25 June 1966: In Vietnam, Operation Jay began about 30 kilometers northwest of Hue, and lasted nine days. The 2d Battalion, 4th Marines landed north of the North Vietnamese 812th Main Force Battalion, and the 2d Battalion, 1st Marines landed south of the enemy's position. Caught in between the two Marine units, the enemy suffered over 80 dead in nine days of fighting.
26 June 1918: BGen James G. Harbord, the Commanding General of the 4th Marine Brigade, notified American Expeditionary Force Headquarters that Belleau Wood was "now U.S. Marine Corps entirely." After 20 days of combat, and at a cost of over 4,000 casualties, the 4th Brigade of Marines had proven its fighting heart. The grateful Commander of the French Sixth Army would soon decree that in all official correspondence, Belleau Wood would henceforth bear the name, "Bois de la Brigade de Marine."
Ask Me What I Was
I’ll reply with what I’ve done.
Those things others would not do, I did;
Those rivers others would not swim, I swam;
Those hills others would not climb, I conquered;
Those bridges others would not cross, I crossed;
I have celebrated.
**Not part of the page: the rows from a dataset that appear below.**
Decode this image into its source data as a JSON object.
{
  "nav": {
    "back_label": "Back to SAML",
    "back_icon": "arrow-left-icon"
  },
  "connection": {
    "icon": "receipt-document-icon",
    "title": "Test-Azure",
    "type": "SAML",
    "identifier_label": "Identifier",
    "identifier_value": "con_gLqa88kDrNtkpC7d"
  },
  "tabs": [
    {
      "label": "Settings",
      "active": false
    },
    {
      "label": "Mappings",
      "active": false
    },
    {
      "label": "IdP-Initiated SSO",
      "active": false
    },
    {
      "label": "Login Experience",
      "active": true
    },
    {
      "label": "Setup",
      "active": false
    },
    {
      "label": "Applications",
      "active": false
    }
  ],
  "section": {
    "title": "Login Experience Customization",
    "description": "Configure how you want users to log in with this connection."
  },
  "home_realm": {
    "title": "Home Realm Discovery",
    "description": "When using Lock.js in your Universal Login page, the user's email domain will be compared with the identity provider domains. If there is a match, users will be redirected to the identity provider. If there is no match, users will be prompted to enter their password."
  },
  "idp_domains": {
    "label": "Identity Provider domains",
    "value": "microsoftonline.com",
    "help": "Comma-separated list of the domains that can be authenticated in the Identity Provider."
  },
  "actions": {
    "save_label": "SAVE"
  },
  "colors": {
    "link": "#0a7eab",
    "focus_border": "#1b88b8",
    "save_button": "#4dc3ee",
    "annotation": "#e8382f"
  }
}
I have mourned.
I have smiled and I have frowned.
I have seen death and felt its warm breath. It did not faze me.
For I was different. I was a warrior.
You ask me what I was? It was my destiny.
Until my last breath,
To be a United States Marine.
And my spirit will live forever.
For I was and shall forever be a
“United States Marine”
Members of the Marine Corps League join together in camaraderie and fellowship for the purpose of preserving the traditions and promoting the interests of the United States Marine Corps, banding together those who are now serving in the United States Marine Corps and those who have been honorably discharged from that service that they may effectively promote the ideals of American freedom and democracy, voluntarily aiding and rendering assistance to all Marines and former Marines and to their widows and orphans; and to perpetuate the history of the United States Marine Corps and by fitting acts to observe the anniversaries historical occasions of particular interest to Marines.